Calling the proposed guaranteed delivery service an "e-mail tax," a coalition seeks to drum up opposition among AOL's members, some threatening to encourage a boycott if AOL goes ahead with the service.
A coalition of more than 50 charities, unions, health care groups, unions and other nonprofit organizations joined forces to oppose a plan by AOL to charge mass e-mail senders a fee for guaranteed delivery to AOL members in-boxes.
Calling the proposed service an "e-mail tax," the coalition is trying to drum up opposition among AOLs members, some threatening to encourage a boycott if AOL goes ahead with the service.
The coalition includes groups as diverse as the AFL-CIO, the Humane Society of the United States, the Consumer Federation of America, Oxfam America, Computer Professionals for Social Responsibility, the Democratic National Committee and Gun Owners of America.

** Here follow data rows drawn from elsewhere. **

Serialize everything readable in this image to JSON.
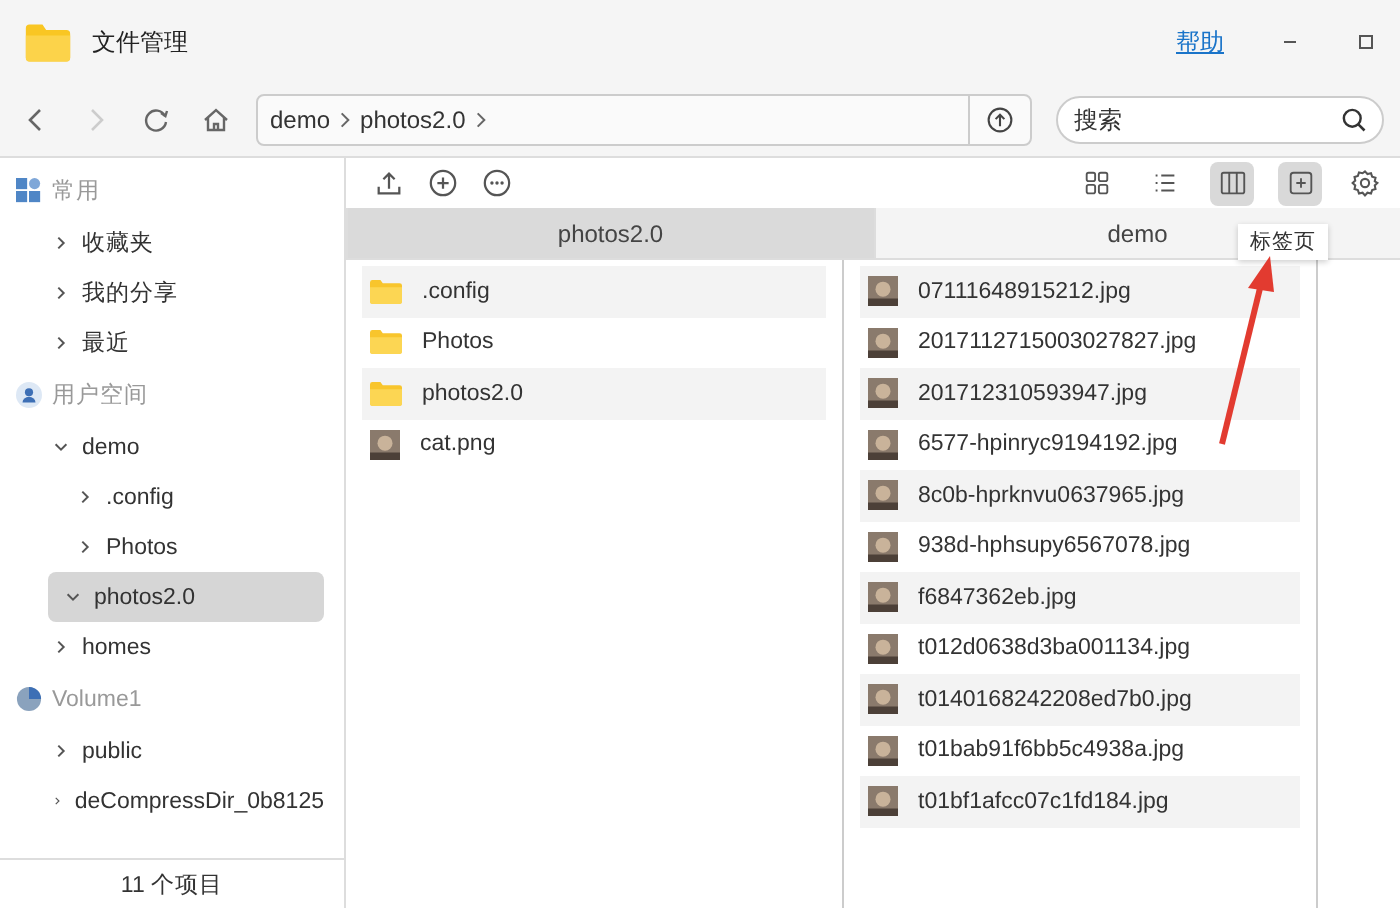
{
  "window": {
    "title": "文件管理",
    "help_link": "帮助"
  },
  "nav": {
    "path": [
      "demo",
      "photos2.0"
    ],
    "search": {
      "placeholder": "搜索"
    }
  },
  "sidebar": {
    "sections": [
      {
        "kind": "common",
        "label": "常用",
        "items": [
          {
            "label": "收藏夹",
            "expanded": false,
            "selected": false
          },
          {
            "label": "我的分享",
            "expanded": false,
            "selected": false
          },
          {
            "label": "最近",
            "expanded": false,
            "selected": false
          }
        ]
      },
      {
        "kind": "user",
        "label": "用户空间",
        "items": [
          {
            "label": "demo",
            "expanded": true,
            "selected": false,
            "children": [
              {
                "label": ".config",
                "expanded": false,
                "selected": false
              },
              {
                "label": "Photos",
                "expanded": false,
                "selected": false
              },
              {
                "label": "photos2.0",
                "expanded": true,
                "selected": true
              }
            ]
          },
          {
            "label": "homes",
            "expanded": false,
            "selected": false
          }
        ]
      },
      {
        "kind": "volume",
        "label": "Volume1",
        "items": [
          {
            "label": "public",
            "expanded": false,
            "selected": false
          },
          {
            "label": "deCompressDir_0b8125",
            "expanded": false,
            "selected": false
          }
        ]
      }
    ]
  },
  "status_bar": {
    "text": "11 个项目"
  },
  "toolbar": {
    "views": [
      {
        "kind": "grid",
        "selected": false
      },
      {
        "kind": "list",
        "selected": false
      },
      {
        "kind": "columns",
        "selected": true
      }
    ],
    "new_tab": {
      "highlighted": true,
      "tooltip": "标签页"
    }
  },
  "tabs": [
    {
      "label": "photos2.0",
      "selected": true
    },
    {
      "label": "demo",
      "selected": false
    }
  ],
  "columns": [
    {
      "items": [
        {
          "name": ".config",
          "kind": "folder"
        },
        {
          "name": "Photos",
          "kind": "folder"
        },
        {
          "name": "photos2.0",
          "kind": "folder"
        },
        {
          "name": "cat.png",
          "kind": "image"
        }
      ]
    },
    {
      "items": [
        {
          "name": "07111648915212.jpg",
          "kind": "image"
        },
        {
          "name": "2017112715003027827.jpg",
          "kind": "image"
        },
        {
          "name": "201712310593947.jpg",
          "kind": "image"
        },
        {
          "name": "6577-hpinryc9194192.jpg",
          "kind": "image"
        },
        {
          "name": "8c0b-hprknvu0637965.jpg",
          "kind": "image"
        },
        {
          "name": "938d-hphsupy6567078.jpg",
          "kind": "image"
        },
        {
          "name": "f6847362eb.jpg",
          "kind": "image"
        },
        {
          "name": "t012d0638d3ba001134.jpg",
          "kind": "image"
        },
        {
          "name": "t0140168242208ed7b0.jpg",
          "kind": "image"
        },
        {
          "name": "t01bab91f6bb5c4938a.jpg",
          "kind": "image"
        },
        {
          "name": "t01bf1afcc07c1fd184.jpg",
          "kind": "image"
        }
      ]
    }
  ]
}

Under the guaranteed delivery service, AOL would use Goodmail Systems CertifiedEmail and charge customers to ensure that their messages bypass the filters set up to protect AOL members from spam.
The coalition estimates that mailers would pay between one-fourth of a cent and one cent per message.
For an organization like MoveOn.org Civic Action, which has hundreds of thousands of members who use AOLs e-mail service, the guaranteed delivery system could cost thousands of dollars each week, said Ely Parisier, executive director, in a conference call with reporters Feb. 28.
Click here to read more about accreditation services from columnist Larry Seltzer.
While some nonprofit groups could afford the charge, others say they could not.
"AOLs e-mail tax could potentially block every AOL subscriber suffering from any form of cancer from receiving potentially life-saving information," said Gilles Frydman, head of the Association for Cancer Online Resources.
"Cancer patients may not be able to get resources simply because a nonprofit like ACOR, which serves more than 55,000 cancer patients and caregivers every day, cannot afford to pay AOLs fee."
The coalition is concerned not only about the cost to nonprofit organizations but also about the potential for fundamental changes to the culture and architecture of the Internet.
The fear, coalition members said, is that the ISP would spend less time and money keeping spam filters up-to-date and would instead encourage more senders to join the guaranteed delivery system.
"Its the first step onto a slippery slope that will dismantle the net freedoms that Americans have come to know," said Timothy Karr, campaign director for Free Press.
"The flow of online information, innovation and ideas is not a luxury to be sold off to the highest bidders."
Coalition representatives said that they are also concerned that other links along the e-mail chain would follow suit and being charging for services.
To read more insight about AOL and Yahoos plans to charge advertisers, click here.
"[AOLs proposal] introduces the machinery to tax individual e-mails," said Danny OBrien, activism coordinator at the Electronic Frontier Foundation.
"You really dont know where this thing leads. Essentially peoples inboxes are being held to ransom. You build a machinery where you can charge for e-mail, and everyone wants a cut."
Yahoo officials have also expressed interest in a guaranteed delivery service, but the coalition is not targeting it because Yahoo appears to be much more tentative about it, OBrien said.
Check out eWEEK.coms for more on IM and other collaboration technologies.